186 images Created 15 Nov 2017

After weeks of organising and practise, on September 24th 2017 the last remaining community of Afro-Sri Lankan’s commemorated what they believe to be their 500 year anniversary since they believe the first African slaves arrived, their ancestors, were brought by the Portuguese. Held at their local Catholic church, almost one thousand local people gathered to watch as the small, separated pockets of Afro-Sri Lankans came together for the first time in decades and celebrated their culture, traditions and delicate existence.

Out of all communities of African diaspora that surround the Indian Ocean those of Sri Lanka are by far the smallest and most fragile, first brought by the Portuguese, the Dutch and eventually the British as slaves. After the Abolition of the Slave Trade Act was passed in the British Parliament in 1807, the process of putting an end to slavery began in British controlled areas.

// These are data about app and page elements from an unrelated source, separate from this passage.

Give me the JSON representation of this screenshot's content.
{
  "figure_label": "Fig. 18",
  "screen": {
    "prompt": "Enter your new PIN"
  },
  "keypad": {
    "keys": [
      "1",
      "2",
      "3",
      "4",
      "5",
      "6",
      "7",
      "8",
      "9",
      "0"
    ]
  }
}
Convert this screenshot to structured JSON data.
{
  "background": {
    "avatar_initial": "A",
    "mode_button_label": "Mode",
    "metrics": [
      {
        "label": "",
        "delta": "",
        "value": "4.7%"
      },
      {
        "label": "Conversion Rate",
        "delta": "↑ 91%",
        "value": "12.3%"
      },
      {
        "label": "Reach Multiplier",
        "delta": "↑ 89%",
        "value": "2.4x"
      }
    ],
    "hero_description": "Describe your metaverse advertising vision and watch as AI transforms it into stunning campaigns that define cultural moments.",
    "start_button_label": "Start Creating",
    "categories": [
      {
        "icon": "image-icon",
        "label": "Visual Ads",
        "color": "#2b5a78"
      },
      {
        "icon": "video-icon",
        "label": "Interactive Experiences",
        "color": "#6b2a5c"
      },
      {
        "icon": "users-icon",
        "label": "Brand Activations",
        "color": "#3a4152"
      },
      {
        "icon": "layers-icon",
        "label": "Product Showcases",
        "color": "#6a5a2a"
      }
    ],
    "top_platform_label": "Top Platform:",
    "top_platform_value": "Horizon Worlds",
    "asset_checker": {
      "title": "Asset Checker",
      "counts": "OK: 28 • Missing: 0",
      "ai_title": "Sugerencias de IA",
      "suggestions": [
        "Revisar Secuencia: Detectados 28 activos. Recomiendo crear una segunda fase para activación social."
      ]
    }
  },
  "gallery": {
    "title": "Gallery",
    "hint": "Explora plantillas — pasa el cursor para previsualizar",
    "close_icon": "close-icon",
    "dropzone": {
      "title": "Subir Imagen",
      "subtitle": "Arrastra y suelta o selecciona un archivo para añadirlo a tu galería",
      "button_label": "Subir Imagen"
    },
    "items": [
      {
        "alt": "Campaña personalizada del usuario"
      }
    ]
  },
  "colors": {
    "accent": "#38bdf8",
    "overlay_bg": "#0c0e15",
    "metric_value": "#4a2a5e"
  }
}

“When the British Parliament passed the Act for the Abolition of the Slave Trade on March 25, 1807, it transformed Britain almost overnight from the world’s leading slave-trading nation to the world’s leading crusader against the slave trade.” writes Dr Robert Harms, Professor of History & African Studies at Yale University.

It is perhaps ironic then, that a decline in slave trading across the Atlantic lead to a substantial increase in slave trading across the Indian Ocean. This eastern movement of African slaves is of much greater antiquity to that of the Atlantic but is much less well known and documented.

On being emancipated in Sri Lanka most Africans stayed and a century ago the Afro-Sri Lankan population was believed to be around 6000 people. Today that number has dwindled to less than 500.

Inter-marriage with local Sri Lankan’s over generations has led to a dilution of their population as once they marry a Sinhalese they are no longer classed as Afro-Sri Lankans, or ‘kaffir’ as they are officially and locally known, a term that doesn’t carry the negative connotations in Sri Lanka as it does in South Africa. This dilution is something that some of the population have intentionally sort believing their children have a better chance in life if they inter-married. As a result the population has gone past the point of recovery.

However, there are some certain people from the Afro-Sri Lankan community that take extreme pride in their heritage and are trying to preserve their culture by forming the Ceylon African Society in 2012. It is likely this tiny population will disappear within the next generation but until it does they are making sure that their presence is known.
View: 25 | All